(The input)

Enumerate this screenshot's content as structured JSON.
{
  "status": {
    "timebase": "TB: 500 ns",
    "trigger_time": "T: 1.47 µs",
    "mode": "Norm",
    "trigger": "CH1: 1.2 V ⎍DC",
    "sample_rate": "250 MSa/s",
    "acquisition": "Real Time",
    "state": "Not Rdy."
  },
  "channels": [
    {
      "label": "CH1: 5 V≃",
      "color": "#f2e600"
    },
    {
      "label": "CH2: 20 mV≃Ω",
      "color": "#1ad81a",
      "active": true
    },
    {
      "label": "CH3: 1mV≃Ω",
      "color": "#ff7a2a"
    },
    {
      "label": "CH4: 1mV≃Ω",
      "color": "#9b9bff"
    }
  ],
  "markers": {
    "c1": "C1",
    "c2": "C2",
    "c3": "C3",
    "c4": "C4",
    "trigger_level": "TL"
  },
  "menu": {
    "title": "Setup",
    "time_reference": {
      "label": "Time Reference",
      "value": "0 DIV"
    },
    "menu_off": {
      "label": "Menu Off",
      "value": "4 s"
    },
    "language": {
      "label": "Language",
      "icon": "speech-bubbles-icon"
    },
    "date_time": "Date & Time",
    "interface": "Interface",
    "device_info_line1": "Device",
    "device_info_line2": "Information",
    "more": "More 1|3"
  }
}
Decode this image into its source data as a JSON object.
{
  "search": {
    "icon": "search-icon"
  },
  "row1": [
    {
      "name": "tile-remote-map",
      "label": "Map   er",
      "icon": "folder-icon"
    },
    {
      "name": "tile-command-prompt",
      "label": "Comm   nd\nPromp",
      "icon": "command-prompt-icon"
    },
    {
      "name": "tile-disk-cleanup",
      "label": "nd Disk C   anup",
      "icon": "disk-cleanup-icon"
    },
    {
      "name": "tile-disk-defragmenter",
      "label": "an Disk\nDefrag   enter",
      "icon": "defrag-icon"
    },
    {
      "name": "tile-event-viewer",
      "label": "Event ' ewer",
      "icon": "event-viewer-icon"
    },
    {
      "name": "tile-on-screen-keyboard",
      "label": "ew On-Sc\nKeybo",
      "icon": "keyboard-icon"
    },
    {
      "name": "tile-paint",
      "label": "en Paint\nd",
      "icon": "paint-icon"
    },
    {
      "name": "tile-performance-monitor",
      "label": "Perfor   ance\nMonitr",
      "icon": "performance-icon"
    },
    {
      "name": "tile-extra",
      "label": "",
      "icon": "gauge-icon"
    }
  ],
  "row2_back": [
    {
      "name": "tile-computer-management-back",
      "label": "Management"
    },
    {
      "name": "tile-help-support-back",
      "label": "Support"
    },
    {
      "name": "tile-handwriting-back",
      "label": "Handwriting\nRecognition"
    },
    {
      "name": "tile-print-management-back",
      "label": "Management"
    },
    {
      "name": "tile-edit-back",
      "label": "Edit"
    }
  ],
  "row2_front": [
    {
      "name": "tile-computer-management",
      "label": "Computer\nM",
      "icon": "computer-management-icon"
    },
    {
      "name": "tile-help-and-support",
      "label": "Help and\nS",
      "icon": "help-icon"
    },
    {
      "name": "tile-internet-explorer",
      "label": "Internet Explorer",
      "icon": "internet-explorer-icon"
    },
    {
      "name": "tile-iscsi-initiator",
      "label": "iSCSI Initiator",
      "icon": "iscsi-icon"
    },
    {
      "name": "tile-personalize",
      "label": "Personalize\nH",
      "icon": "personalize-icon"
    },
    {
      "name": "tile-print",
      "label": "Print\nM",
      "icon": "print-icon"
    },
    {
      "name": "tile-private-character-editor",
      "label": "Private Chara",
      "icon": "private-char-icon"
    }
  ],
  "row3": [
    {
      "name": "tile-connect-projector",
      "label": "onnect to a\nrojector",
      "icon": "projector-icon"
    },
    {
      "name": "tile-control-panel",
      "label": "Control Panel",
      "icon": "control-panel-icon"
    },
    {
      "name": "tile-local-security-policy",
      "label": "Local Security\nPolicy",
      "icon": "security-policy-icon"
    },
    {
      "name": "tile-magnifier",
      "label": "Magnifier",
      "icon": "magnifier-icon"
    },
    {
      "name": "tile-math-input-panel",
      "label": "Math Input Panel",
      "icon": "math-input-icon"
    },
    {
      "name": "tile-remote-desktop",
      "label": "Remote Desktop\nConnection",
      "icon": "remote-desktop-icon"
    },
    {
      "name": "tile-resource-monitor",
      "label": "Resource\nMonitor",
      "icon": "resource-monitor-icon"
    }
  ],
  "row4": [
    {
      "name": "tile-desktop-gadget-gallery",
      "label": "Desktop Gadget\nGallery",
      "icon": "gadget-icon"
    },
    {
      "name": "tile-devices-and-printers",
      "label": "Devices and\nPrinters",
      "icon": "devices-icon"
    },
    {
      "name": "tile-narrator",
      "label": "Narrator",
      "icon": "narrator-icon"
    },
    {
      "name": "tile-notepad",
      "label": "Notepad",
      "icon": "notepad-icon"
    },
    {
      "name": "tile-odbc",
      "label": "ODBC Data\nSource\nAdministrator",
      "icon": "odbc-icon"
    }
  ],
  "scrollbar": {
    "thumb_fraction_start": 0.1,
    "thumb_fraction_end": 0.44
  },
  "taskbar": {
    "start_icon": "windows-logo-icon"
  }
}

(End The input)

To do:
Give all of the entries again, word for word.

Solution for this task:
Enumerate this screenshot's content as structured JSON.
{
  "status": {
    "timebase": "TB: 500 ns",
    "trigger_time": "T: 1.47 µs",
    "mode": "Norm",
    "trigger": "CH1: 1.2 V ⎍DC",
    "sample_rate": "250 MSa/s",
    "acquisition": "Real Time",
    "state": "Not Rdy."
  },
  "channels": [
    {
      "label": "CH1: 5 V≃",
      "color": "#f2e600"
    },
    {
      "label": "CH2: 20 mV≃Ω",
      "color": "#1ad81a",
      "active": true
    },
    {
      "label": "CH3: 1mV≃Ω",
      "color": "#ff7a2a"
    },
    {
      "label": "CH4: 1mV≃Ω",
      "color": "#9b9bff"
    }
  ],
  "markers": {
    "c1": "C1",
    "c2": "C2",
    "c3": "C3",
    "c4": "C4",
    "trigger_level": "TL"
  },
  "menu": {
    "title": "Setup",
    "time_reference": {
      "label": "Time Reference",
      "value": "0 DIV"
    },
    "menu_off": {
      "label": "Menu Off",
      "value": "4 s"
    },
    "language": {
      "label": "Language",
      "icon": "speech-bubbles-icon"
    },
    "date_time": "Date & Time",
    "interface": "Interface",
    "device_info_line1": "Device",
    "device_info_line2": "Information",
    "more": "More 1|3"
  }
}
Decode this image into its source data as a JSON object.
{
  "search": {
    "icon": "search-icon"
  },
  "row1": [
    {
      "name": "tile-remote-map",
      "label": "Map   er",
      "icon": "folder-icon"
    },
    {
      "name": "tile-command-prompt",
      "label": "Comm   nd\nPromp",
      "icon": "command-prompt-icon"
    },
    {
      "name": "tile-disk-cleanup",
      "label": "nd Disk C   anup",
      "icon": "disk-cleanup-icon"
    },
    {
      "name": "tile-disk-defragmenter",
      "label": "an Disk\nDefrag   enter",
      "icon": "defrag-icon"
    },
    {
      "name": "tile-event-viewer",
      "label": "Event ' ewer",
      "icon": "event-viewer-icon"
    },
    {
      "name": "tile-on-screen-keyboard",
      "label": "ew On-Sc\nKeybo",
      "icon": "keyboard-icon"
    },
    {
      "name": "tile-paint",
      "label": "en Paint\nd",
      "icon": "paint-icon"
    },
    {
      "name": "tile-performance-monitor",
      "label": "Perfor   ance\nMonitr",
      "icon": "performance-icon"
    },
    {
      "name": "tile-extra",
      "label": "",
      "icon": "gauge-icon"
    }
  ],
  "row2_back": [
    {
      "name": "tile-computer-management-back",
      "label": "Management"
    },
    {
      "name": "tile-help-support-back",
      "label": "Support"
    },
    {
      "name": "tile-handwriting-back",
      "label": "Handwriting\nRecognition"
    },
    {
      "name": "tile-print-management-back",
      "label": "Management"
    },
    {
      "name": "tile-edit-back",
      "label": "Edit"
    }
  ],
  "row2_front": [
    {
      "name": "tile-computer-management",
      "label": "Computer\nM",
      "icon": "computer-management-icon"
    },
    {
      "name": "tile-help-and-support",
      "label": "Help and\nS",
      "icon": "help-icon"
    },
    {
      "name": "tile-internet-explorer",
      "label": "Internet Explorer",
      "icon": "internet-explorer-icon"
    },
    {
      "name": "tile-iscsi-initiator",
      "label": "iSCSI Initiator",
      "icon": "iscsi-icon"
    },
    {
      "name": "tile-personalize",
      "label": "Personalize\nH",
      "icon": "personalize-icon"
    },
    {
      "name": "tile-print",
      "label": "Print\nM",
      "icon": "print-icon"
    },
    {
      "name": "tile-private-character-editor",
      "label": "Private Chara",
      "icon": "private-char-icon"
    }
  ],
  "row3": [
    {
      "name": "tile-connect-projector",
      "label": "onnect to a\nrojector",
      "icon": "projector-icon"
    },
    {
      "name": "tile-control-panel",
      "label": "Control Panel",
      "icon": "control-panel-icon"
    },
    {
      "name": "tile-local-security-policy",
      "label": "Local Security\nPolicy",
      "icon": "security-policy-icon"
    },
    {
      "name": "tile-magnifier",
      "label": "Magnifier",
      "icon": "magnifier-icon"
    },
    {
      "name": "tile-math-input-panel",
      "label": "Math Input Panel",
      "icon": "math-input-icon"
    },
    {
      "name": "tile-remote-desktop",
      "label": "Remote Desktop\nConnection",
      "icon": "remote-desktop-icon"
    },
    {
      "name": "tile-resource-monitor",
      "label": "Resource\nMonitor",
      "icon": "resource-monitor-icon"
    }
  ],
  "row4": [
    {
      "name": "tile-desktop-gadget-gallery",
      "label": "Desktop Gadget\nGallery",
      "icon": "gadget-icon"
    },
    {
      "name": "tile-devices-and-printers",
      "label": "Devices and\nPrinters",
      "icon": "devices-icon"
    },
    {
      "name": "tile-narrator",
      "label": "Narrator",
      "icon": "narrator-icon"
    },
    {
      "name": "tile-notepad",
      "label": "Notepad",
      "icon": "notepad-icon"
    },
    {
      "name": "tile-odbc",
      "label": "ODBC Data\nSource\nAdministrator",
      "icon": "odbc-icon"
    }
  ],
  "scrollbar": {
    "thumb_fraction_start": 0.1,
    "thumb_fraction_end": 0.44
  },
  "taskbar": {
    "start_icon": "windows-logo-icon"
  }
}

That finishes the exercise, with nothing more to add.